D. Salt your food. I usually omit this step and rely on salting dishes individually. This bothers me largely due to watching cooking shows where chefs lambaste contestants  for not seasoning their dishes. All the dishes I made today needed salt. Otherwise the flavors were balanced. So, as a reminder, salt your food.

4. Delegate photo duties to someone you trust. When handling raw turkey and most meat, you don’t want to be spreading those bacteria to your phone. I had my sister take a few of the pics as I manhandled the bird on the grill. In retrospect, I should have discussed my preferred angles and framing.

5. Mashed Potatoes as God intended.  Heat milk/cream and half a stick of butter. I always used to add them cold to the hot potatoes. When you heat the fats, it makes for a much creamier end result.

6. You can’t eat all day, if you don’t eat breakfast. I had 2. My usual cereal upon opening my eyes. Then I made hash browns with my sister. Homemade hash browns. Added that with bacon, poblano, onion and cheddar for a frittata/omelette.

7. Post and post often. Your friends won’t invite you to friendsgiving if you don’t fill their feeds with food instead of kind notes about how thankful you are. By constantly posting, you’re screaming to the world that you have better food than they do. And that you need attention.
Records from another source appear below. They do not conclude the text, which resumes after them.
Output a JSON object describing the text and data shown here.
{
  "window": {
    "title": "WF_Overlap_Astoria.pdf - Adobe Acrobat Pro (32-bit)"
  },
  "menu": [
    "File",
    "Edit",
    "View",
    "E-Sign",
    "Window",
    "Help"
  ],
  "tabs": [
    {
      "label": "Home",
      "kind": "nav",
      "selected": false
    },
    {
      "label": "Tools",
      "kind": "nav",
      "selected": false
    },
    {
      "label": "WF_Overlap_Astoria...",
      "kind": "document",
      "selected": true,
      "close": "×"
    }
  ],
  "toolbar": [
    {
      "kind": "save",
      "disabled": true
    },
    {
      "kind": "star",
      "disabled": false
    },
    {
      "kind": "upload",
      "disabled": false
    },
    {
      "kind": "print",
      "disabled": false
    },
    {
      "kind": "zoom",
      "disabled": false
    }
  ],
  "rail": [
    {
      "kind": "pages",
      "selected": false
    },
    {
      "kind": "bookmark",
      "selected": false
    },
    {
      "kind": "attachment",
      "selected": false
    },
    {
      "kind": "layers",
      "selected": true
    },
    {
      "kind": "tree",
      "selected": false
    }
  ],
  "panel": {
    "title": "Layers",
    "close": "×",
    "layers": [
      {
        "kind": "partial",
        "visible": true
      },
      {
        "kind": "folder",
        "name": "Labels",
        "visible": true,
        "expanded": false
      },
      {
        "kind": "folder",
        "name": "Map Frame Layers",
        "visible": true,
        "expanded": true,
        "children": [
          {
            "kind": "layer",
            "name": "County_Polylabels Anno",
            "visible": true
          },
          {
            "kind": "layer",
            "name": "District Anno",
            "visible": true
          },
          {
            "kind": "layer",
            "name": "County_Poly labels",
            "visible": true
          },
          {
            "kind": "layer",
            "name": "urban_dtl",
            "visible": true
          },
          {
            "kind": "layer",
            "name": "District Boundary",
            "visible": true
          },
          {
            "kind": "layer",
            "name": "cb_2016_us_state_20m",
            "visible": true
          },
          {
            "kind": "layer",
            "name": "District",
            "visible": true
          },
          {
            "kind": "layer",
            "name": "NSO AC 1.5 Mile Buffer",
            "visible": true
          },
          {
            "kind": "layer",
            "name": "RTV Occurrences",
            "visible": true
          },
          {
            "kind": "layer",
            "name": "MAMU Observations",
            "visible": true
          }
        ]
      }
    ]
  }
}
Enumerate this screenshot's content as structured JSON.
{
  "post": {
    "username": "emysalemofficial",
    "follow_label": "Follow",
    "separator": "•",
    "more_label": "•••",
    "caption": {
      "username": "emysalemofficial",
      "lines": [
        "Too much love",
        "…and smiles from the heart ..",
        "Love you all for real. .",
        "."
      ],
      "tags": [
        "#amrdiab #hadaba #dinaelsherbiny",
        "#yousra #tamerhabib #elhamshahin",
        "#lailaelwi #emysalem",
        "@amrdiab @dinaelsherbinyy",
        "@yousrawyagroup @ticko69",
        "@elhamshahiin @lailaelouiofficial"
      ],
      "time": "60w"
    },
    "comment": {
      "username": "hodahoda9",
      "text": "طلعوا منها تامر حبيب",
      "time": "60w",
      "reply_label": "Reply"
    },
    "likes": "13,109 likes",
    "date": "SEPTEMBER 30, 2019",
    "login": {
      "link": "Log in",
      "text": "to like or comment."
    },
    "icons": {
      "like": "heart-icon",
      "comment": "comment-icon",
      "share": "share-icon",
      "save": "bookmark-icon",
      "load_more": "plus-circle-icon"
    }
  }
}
But I prefer the former justification.

8. If you aren’t getting the necessary compliments on social media, take the direct approach. Text friends extreme close-ups of the bird or crudites. Possibly calling them, then rushing off the phone. “Gotta go check on my turkey smoking on the grill.” If possible, use a hashtag during the call. The more incoherent the better. I suggest #nevergohungry

9. Try something new. Every year I change something. Some of the changes are small. Some are new dishes. A few years ago, I started making stuffin muffins. Now, largely because of the hype I’ve created, all my friends request I bring in leftovers on Monday. This year saw two changes. First, was smoking the bird, which freed up the oven for other dishes, and was one less pan to wash. The second modification was a second gravy. I roasted poblano peppers after the turkey was done, then blended them with 2-3 cups of my finished gravy.
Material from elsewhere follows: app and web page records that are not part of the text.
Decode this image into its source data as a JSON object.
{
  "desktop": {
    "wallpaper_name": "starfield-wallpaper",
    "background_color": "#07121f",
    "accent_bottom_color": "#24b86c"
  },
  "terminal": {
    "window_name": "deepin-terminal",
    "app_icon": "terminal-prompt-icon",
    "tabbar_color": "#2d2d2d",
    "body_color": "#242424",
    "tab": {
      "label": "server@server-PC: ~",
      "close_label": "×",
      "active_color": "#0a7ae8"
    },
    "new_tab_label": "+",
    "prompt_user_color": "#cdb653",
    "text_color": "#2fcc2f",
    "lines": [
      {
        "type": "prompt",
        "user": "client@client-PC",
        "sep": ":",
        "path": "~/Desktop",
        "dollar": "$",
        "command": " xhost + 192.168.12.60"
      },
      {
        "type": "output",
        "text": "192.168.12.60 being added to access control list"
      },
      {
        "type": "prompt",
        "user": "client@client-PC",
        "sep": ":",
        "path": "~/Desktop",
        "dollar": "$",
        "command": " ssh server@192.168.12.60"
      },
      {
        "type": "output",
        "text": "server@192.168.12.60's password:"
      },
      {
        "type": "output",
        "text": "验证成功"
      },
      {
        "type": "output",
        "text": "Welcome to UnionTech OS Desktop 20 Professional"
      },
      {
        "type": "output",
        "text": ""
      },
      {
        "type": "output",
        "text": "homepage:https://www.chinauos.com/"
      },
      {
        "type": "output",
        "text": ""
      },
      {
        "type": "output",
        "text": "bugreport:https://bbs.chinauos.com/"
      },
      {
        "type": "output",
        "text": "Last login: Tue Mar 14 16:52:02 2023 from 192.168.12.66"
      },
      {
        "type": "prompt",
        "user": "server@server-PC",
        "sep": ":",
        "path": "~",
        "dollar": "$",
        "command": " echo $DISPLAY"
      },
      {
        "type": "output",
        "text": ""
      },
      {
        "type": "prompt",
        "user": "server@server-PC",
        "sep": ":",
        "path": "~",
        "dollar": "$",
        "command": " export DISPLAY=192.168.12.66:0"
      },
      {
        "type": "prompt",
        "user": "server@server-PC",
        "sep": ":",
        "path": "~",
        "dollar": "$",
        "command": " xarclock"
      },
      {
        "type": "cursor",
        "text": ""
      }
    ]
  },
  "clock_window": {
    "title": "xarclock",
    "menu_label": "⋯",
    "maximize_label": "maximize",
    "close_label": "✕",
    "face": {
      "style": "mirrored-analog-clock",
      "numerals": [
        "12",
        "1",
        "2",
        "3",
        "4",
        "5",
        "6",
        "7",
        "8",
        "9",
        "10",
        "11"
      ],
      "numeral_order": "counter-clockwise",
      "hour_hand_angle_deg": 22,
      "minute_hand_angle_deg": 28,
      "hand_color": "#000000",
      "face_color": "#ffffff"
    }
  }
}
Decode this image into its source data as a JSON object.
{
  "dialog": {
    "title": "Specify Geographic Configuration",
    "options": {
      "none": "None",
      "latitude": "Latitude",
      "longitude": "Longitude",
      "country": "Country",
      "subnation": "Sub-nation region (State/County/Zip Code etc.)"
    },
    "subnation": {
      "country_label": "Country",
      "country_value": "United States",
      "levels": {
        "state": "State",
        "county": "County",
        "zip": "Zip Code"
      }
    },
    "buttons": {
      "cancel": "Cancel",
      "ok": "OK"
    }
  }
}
10. Find someone to wash dishes. Based on my straw poll, very few people like doing dishes. I’d consider marrying someone solely for their willingness to always wash dishes.

11. Embrace tradition. Maybe yours is guessing which relative will become uncomfortably intoxicated. Who will disappear before the dishes are done? If you don’t have any, create some! My family always watches Home Alone. This year I fell asleep sitting upright. No apologies.